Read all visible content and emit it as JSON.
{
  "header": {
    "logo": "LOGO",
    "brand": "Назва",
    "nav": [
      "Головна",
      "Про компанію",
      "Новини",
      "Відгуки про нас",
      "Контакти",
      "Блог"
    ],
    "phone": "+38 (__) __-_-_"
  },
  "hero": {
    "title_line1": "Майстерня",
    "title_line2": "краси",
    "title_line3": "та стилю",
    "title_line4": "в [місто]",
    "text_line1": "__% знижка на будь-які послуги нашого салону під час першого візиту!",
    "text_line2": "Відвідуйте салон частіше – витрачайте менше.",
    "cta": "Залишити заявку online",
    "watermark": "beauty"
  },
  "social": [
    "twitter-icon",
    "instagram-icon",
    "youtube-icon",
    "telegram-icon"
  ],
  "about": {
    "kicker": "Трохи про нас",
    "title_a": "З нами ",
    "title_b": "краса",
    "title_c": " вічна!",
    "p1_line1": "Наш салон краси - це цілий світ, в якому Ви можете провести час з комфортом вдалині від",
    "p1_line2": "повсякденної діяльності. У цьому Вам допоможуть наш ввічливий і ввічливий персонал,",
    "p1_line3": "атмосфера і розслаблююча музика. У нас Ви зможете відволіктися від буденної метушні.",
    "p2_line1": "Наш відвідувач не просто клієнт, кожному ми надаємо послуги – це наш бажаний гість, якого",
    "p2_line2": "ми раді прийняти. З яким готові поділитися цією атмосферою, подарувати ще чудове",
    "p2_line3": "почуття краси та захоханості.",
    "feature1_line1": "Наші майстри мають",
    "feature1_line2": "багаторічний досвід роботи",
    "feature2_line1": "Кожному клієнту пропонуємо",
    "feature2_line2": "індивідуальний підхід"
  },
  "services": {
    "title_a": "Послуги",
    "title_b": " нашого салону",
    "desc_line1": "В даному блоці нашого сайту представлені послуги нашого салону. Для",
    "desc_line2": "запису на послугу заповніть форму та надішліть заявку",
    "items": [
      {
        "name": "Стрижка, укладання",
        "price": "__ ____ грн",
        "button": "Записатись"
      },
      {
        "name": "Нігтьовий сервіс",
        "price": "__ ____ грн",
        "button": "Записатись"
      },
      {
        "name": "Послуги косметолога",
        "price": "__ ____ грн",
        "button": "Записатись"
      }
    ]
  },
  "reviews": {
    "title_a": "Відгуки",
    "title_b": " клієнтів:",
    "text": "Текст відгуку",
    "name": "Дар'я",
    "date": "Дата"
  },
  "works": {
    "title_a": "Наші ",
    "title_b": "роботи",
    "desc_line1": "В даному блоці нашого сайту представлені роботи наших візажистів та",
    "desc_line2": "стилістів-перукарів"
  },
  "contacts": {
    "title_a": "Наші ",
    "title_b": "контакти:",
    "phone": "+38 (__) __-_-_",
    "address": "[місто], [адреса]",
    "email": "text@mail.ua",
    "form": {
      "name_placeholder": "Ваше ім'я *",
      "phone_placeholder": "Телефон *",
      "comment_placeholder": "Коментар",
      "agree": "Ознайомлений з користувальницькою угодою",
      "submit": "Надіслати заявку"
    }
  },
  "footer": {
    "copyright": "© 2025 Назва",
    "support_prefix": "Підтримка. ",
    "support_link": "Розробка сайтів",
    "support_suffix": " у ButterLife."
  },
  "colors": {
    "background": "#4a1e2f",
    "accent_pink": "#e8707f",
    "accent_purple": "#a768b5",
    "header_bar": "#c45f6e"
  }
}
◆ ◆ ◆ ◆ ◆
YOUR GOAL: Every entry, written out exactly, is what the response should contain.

TASK SOLUTION:
Read all visible content and emit it as JSON.
{
  "header": {
    "logo": "LOGO",
    "brand": "Назва",
    "nav": [
      "Головна",
      "Про компанію",
      "Новини",
      "Відгуки про нас",
      "Контакти",
      "Блог"
    ],
    "phone": "+38 (__) __-_-_"
  },
  "hero": {
    "title_line1": "Майстерня",
    "title_line2": "краси",
    "title_line3": "та стилю",
    "title_line4": "в [місто]",
    "text_line1": "__% знижка на будь-які послуги нашого салону під час першого візиту!",
    "text_line2": "Відвідуйте салон частіше – витрачайте менше.",
    "cta": "Залишити заявку online",
    "watermark": "beauty"
  },
  "social": [
    "twitter-icon",
    "instagram-icon",
    "youtube-icon",
    "telegram-icon"
  ],
  "about": {
    "kicker": "Трохи про нас",
    "title_a": "З нами ",
    "title_b": "краса",
    "title_c": " вічна!",
    "p1_line1": "Наш салон краси - це цілий світ, в якому Ви можете провести час з комфортом вдалині від",
    "p1_line2": "повсякденної діяльності. У цьому Вам допоможуть наш ввічливий і ввічливий персонал,",
    "p1_line3": "атмосфера і розслаблююча музика. У нас Ви зможете відволіктися від буденної метушні.",
    "p2_line1": "Наш відвідувач не просто клієнт, кожному ми надаємо послуги – це наш бажаний гість, якого",
    "p2_line2": "ми раді прийняти. З яким готові поділитися цією атмосферою, подарувати ще чудове",
    "p2_line3": "почуття краси та захоханості.",
    "feature1_line1": "Наші майстри мають",
    "feature1_line2": "багаторічний досвід роботи",
    "feature2_line1": "Кожному клієнту пропонуємо",
    "feature2_line2": "індивідуальний підхід"
  },
  "services": {
    "title_a": "Послуги",
    "title_b": " нашого салону",
    "desc_line1": "В даному блоці нашого сайту представлені послуги нашого салону. Для",
    "desc_line2": "запису на послугу заповніть форму та надішліть заявку",
    "items": [
      {
        "name": "Стрижка, укладання",
        "price": "__ ____ грн",
        "button": "Записатись"
      },
      {
        "name": "Нігтьовий сервіс",
        "price": "__ ____ грн",
        "button": "Записатись"
      },
      {
        "name": "Послуги косметолога",
        "price": "__ ____ грн",
        "button": "Записатись"
      }
    ]
  },
  "reviews": {
    "title_a": "Відгуки",
    "title_b": " клієнтів:",
    "text": "Текст відгуку",
    "name": "Дар'я",
    "date": "Дата"
  },
  "works": {
    "title_a": "Наші ",
    "title_b": "роботи",
    "desc_line1": "В даному блоці нашого сайту представлені роботи наших візажистів та",
    "desc_line2": "стилістів-перукарів"
  },
  "contacts": {
    "title_a": "Наші ",
    "title_b": "контакти:",
    "phone": "+38 (__) __-_-_",
    "address": "[місто], [адреса]",
    "email": "text@mail.ua",
    "form": {
      "name_placeholder": "Ваше ім'я *",
      "phone_placeholder": "Телефон *",
      "comment_placeholder": "Коментар",
      "agree": "Ознайомлений з користувальницькою угодою",
      "submit": "Надіслати заявку"
    }
  },
  "footer": {
    "copyright": "© 2025 Назва",
    "support_prefix": "Підтримка. ",
    "support_link": "Розробка сайтів",
    "support_suffix": " у ButterLife."
  },
  "colors": {
    "background": "#4a1e2f",
    "accent_pink": "#e8707f",
    "accent_purple": "#a768b5",
    "header_bar": "#c45f6e"
  }
}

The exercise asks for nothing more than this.